# MATERIALS PROVIDED
- - - - - - -
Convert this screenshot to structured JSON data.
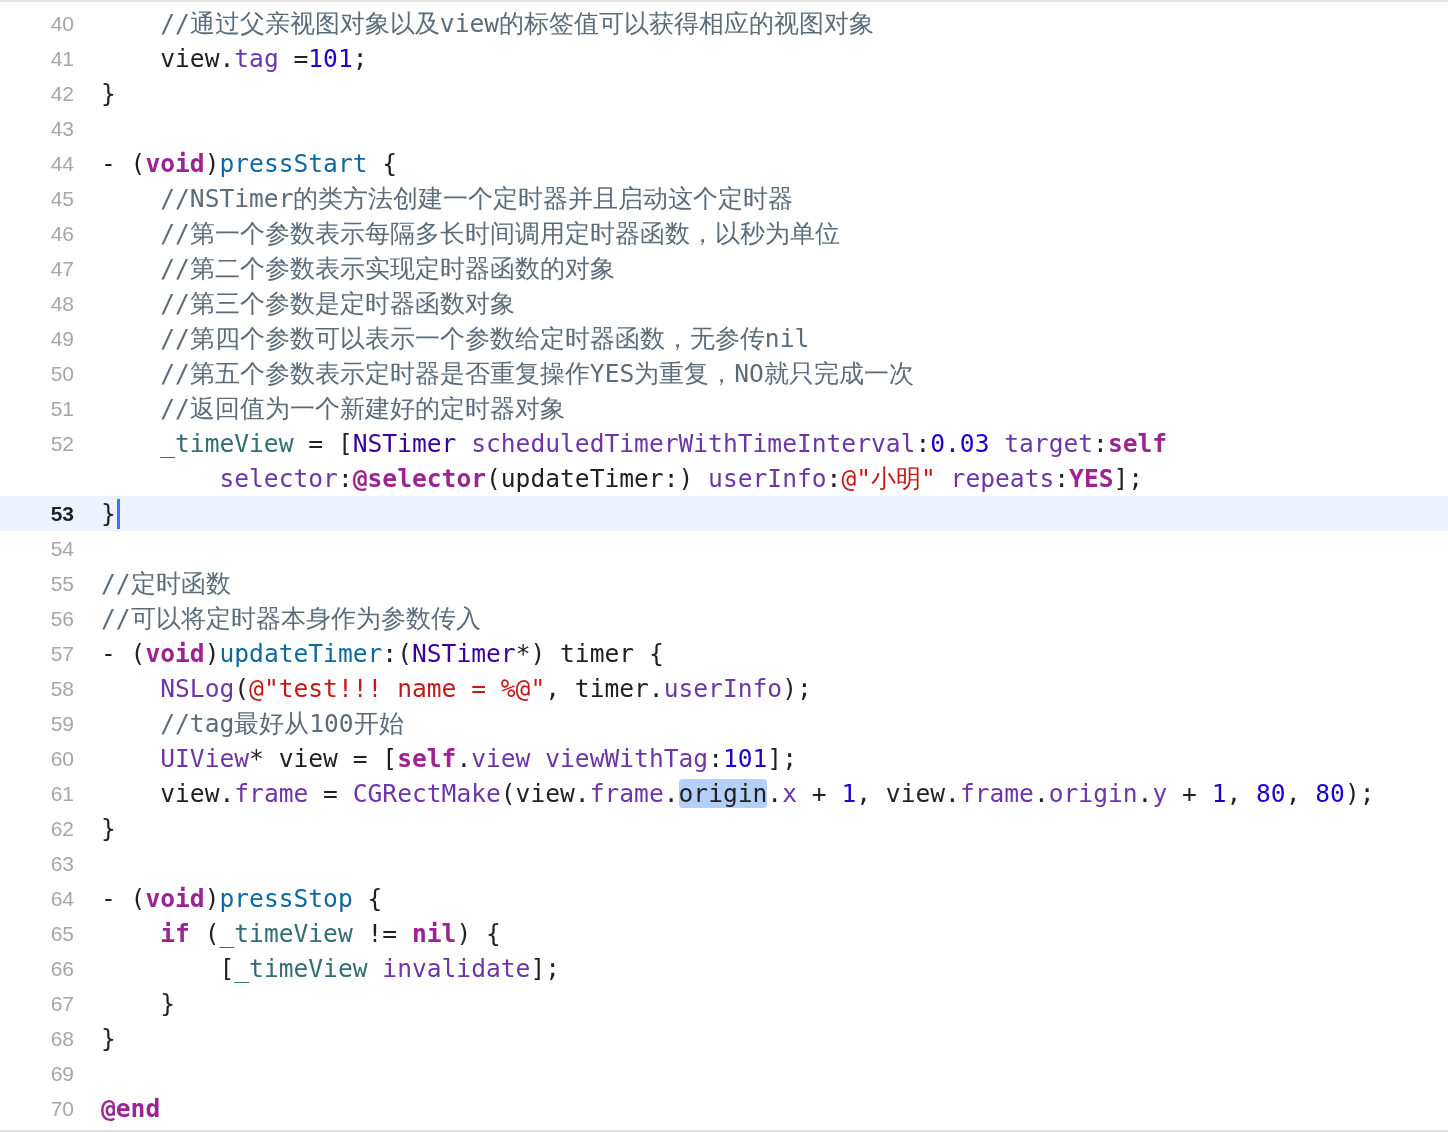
{
  "editor": {
    "lines": [
      {
        "number": "40",
        "current": false,
        "tokens": [
          {
            "text": "    //通过父亲视图对象以及view的标签值可以获得相应的视图对象",
            "kind": "comment"
          }
        ]
      },
      {
        "number": "41",
        "current": false,
        "tokens": [
          {
            "text": "    view.",
            "kind": "plain"
          },
          {
            "text": "tag",
            "kind": "member"
          },
          {
            "text": " =",
            "kind": "plain"
          },
          {
            "text": "101",
            "kind": "number"
          },
          {
            "text": ";",
            "kind": "plain"
          }
        ]
      },
      {
        "number": "42",
        "current": false,
        "tokens": [
          {
            "text": "}",
            "kind": "plain"
          }
        ]
      },
      {
        "number": "43",
        "current": false
      },
      {
        "number": "44",
        "current": false,
        "tokens": [
          {
            "text": "- (",
            "kind": "plain"
          },
          {
            "text": "void",
            "kind": "keyword"
          },
          {
            "text": ")",
            "kind": "plain"
          },
          {
            "text": "pressStart",
            "kind": "declaration"
          },
          {
            "text": " {",
            "kind": "plain"
          }
        ]
      },
      {
        "number": "45",
        "current": false,
        "tokens": [
          {
            "text": "    //NSTimer的类方法创建一个定时器并且启动这个定时器",
            "kind": "comment"
          }
        ]
      },
      {
        "number": "46",
        "current": false,
        "tokens": [
          {
            "text": "    //第一个参数表示每隔多长时间调用定时器函数，以秒为单位",
            "kind": "comment"
          }
        ]
      },
      {
        "number": "47",
        "current": false,
        "tokens": [
          {
            "text": "    //第二个参数表示实现定时器函数的对象",
            "kind": "comment"
          }
        ]
      },
      {
        "number": "48",
        "current": false,
        "tokens": [
          {
            "text": "    //第三个参数是定时器函数对象",
            "kind": "comment"
          }
        ]
      },
      {
        "number": "49",
        "current": false,
        "tokens": [
          {
            "text": "    //第四个参数可以表示一个参数给定时器函数，无参传nil",
            "kind": "comment"
          }
        ]
      },
      {
        "number": "50",
        "current": false,
        "tokens": [
          {
            "text": "    //第五个参数表示定时器是否重复操作YES为重复，NO就只完成一次",
            "kind": "comment"
          }
        ]
      },
      {
        "number": "51",
        "current": false,
        "tokens": [
          {
            "text": "    //返回值为一个新建好的定时器对象",
            "kind": "comment"
          }
        ]
      },
      {
        "number": "52",
        "current": false,
        "tokens": [
          {
            "text": "    _timeView",
            "kind": "ivar"
          },
          {
            "text": " = [",
            "kind": "plain"
          },
          {
            "text": "NSTimer",
            "kind": "type"
          },
          {
            "text": " scheduledTimerWithTimeInterval",
            "kind": "member"
          },
          {
            "text": ":",
            "kind": "plain"
          },
          {
            "text": "0.03",
            "kind": "number"
          },
          {
            "text": " target",
            "kind": "member"
          },
          {
            "text": ":",
            "kind": "plain"
          },
          {
            "text": "self",
            "kind": "keyword"
          }
        ],
        "wrapped": [
          {
            "text": "        selector",
            "kind": "member"
          },
          {
            "text": ":",
            "kind": "plain"
          },
          {
            "text": "@selector",
            "kind": "keyword"
          },
          {
            "text": "(updateTimer:) ",
            "kind": "plain"
          },
          {
            "text": "userInfo",
            "kind": "member"
          },
          {
            "text": ":",
            "kind": "plain"
          },
          {
            "text": "@\"小明\"",
            "kind": "string"
          },
          {
            "text": " repeats",
            "kind": "member"
          },
          {
            "text": ":",
            "kind": "plain"
          },
          {
            "text": "YES",
            "kind": "keyword"
          },
          {
            "text": "];",
            "kind": "plain"
          }
        ]
      },
      {
        "number": "53",
        "current": true,
        "tokens": [
          {
            "text": "}",
            "kind": "plain"
          }
        ]
      },
      {
        "number": "54",
        "current": false
      },
      {
        "number": "55",
        "current": false,
        "tokens": [
          {
            "text": "//定时函数",
            "kind": "comment"
          }
        ]
      },
      {
        "number": "56",
        "current": false,
        "tokens": [
          {
            "text": "//可以将定时器本身作为参数传入",
            "kind": "comment"
          }
        ]
      },
      {
        "number": "57",
        "current": false,
        "tokens": [
          {
            "text": "- (",
            "kind": "plain"
          },
          {
            "text": "void",
            "kind": "keyword"
          },
          {
            "text": ")",
            "kind": "plain"
          },
          {
            "text": "updateTimer",
            "kind": "declaration"
          },
          {
            "text": ":(",
            "kind": "plain"
          },
          {
            "text": "NSTimer",
            "kind": "type"
          },
          {
            "text": "*) timer {",
            "kind": "plain"
          }
        ]
      },
      {
        "number": "58",
        "current": false,
        "tokens": [
          {
            "text": "    NSLog",
            "kind": "member"
          },
          {
            "text": "(",
            "kind": "plain"
          },
          {
            "text": "@\"test!!! name = %@\"",
            "kind": "string"
          },
          {
            "text": ", timer.",
            "kind": "plain"
          },
          {
            "text": "userInfo",
            "kind": "member"
          },
          {
            "text": ");",
            "kind": "plain"
          }
        ]
      },
      {
        "number": "59",
        "current": false,
        "tokens": [
          {
            "text": "    //tag最好从100开始",
            "kind": "comment"
          }
        ]
      },
      {
        "number": "60",
        "current": false,
        "tokens": [
          {
            "text": "    UIView",
            "kind": "member"
          },
          {
            "text": "* view = [",
            "kind": "plain"
          },
          {
            "text": "self",
            "kind": "keyword"
          },
          {
            "text": ".",
            "kind": "plain"
          },
          {
            "text": "view",
            "kind": "member"
          },
          {
            "text": " viewWithTag",
            "kind": "member"
          },
          {
            "text": ":",
            "kind": "plain"
          },
          {
            "text": "101",
            "kind": "number"
          },
          {
            "text": "];",
            "kind": "plain"
          }
        ]
      },
      {
        "number": "61",
        "current": false,
        "tokens": [
          {
            "text": "    view.",
            "kind": "plain"
          },
          {
            "text": "frame",
            "kind": "member"
          },
          {
            "text": " = ",
            "kind": "plain"
          },
          {
            "text": "CGRectMake",
            "kind": "member"
          },
          {
            "text": "(view.",
            "kind": "plain"
          },
          {
            "text": "frame",
            "kind": "member"
          },
          {
            "text": ".",
            "kind": "plain"
          },
          {
            "text": "origin",
            "kind": "plain",
            "selected": true
          },
          {
            "text": ".",
            "kind": "plain"
          },
          {
            "text": "x",
            "kind": "member"
          },
          {
            "text": " + ",
            "kind": "plain"
          },
          {
            "text": "1",
            "kind": "number"
          },
          {
            "text": ", view.",
            "kind": "plain"
          },
          {
            "text": "frame",
            "kind": "member"
          },
          {
            "text": ".",
            "kind": "plain"
          },
          {
            "text": "origin",
            "kind": "member"
          },
          {
            "text": ".",
            "kind": "plain"
          },
          {
            "text": "y",
            "kind": "member"
          },
          {
            "text": " + ",
            "kind": "plain"
          },
          {
            "text": "1",
            "kind": "number"
          },
          {
            "text": ", ",
            "kind": "plain"
          },
          {
            "text": "80",
            "kind": "number"
          },
          {
            "text": ", ",
            "kind": "plain"
          },
          {
            "text": "80",
            "kind": "number"
          },
          {
            "text": ");",
            "kind": "plain"
          }
        ]
      },
      {
        "number": "62",
        "current": false,
        "tokens": [
          {
            "text": "}",
            "kind": "plain"
          }
        ]
      },
      {
        "number": "63",
        "current": false
      },
      {
        "number": "64",
        "current": false,
        "tokens": [
          {
            "text": "- (",
            "kind": "plain"
          },
          {
            "text": "void",
            "kind": "keyword"
          },
          {
            "text": ")",
            "kind": "plain"
          },
          {
            "text": "pressStop",
            "kind": "declaration"
          },
          {
            "text": " {",
            "kind": "plain"
          }
        ]
      },
      {
        "number": "65",
        "current": false,
        "tokens": [
          {
            "text": "    if",
            "kind": "keyword"
          },
          {
            "text": " (",
            "kind": "plain"
          },
          {
            "text": "_timeView",
            "kind": "ivar"
          },
          {
            "text": " != ",
            "kind": "plain"
          },
          {
            "text": "nil",
            "kind": "keyword"
          },
          {
            "text": ") {",
            "kind": "plain"
          }
        ]
      },
      {
        "number": "66",
        "current": false,
        "tokens": [
          {
            "text": "        [",
            "kind": "plain"
          },
          {
            "text": "_timeView",
            "kind": "ivar"
          },
          {
            "text": " invalidate",
            "kind": "member"
          },
          {
            "text": "];",
            "kind": "plain"
          }
        ]
      },
      {
        "number": "67",
        "current": false,
        "tokens": [
          {
            "text": "    }",
            "kind": "plain"
          }
        ]
      },
      {
        "number": "68",
        "current": false,
        "tokens": [
          {
            "text": "}",
            "kind": "plain"
          }
        ]
      },
      {
        "number": "69",
        "current": false
      },
      {
        "number": "70",
        "current": false,
        "tokens": [
          {
            "text": "@end",
            "kind": "keyword"
          }
        ]
      }
    ]
  }
}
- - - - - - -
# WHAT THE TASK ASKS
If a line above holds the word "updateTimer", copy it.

# RESPONSE AREA
            "text": "(updateTimer:) ",
            "text": "updateTimer",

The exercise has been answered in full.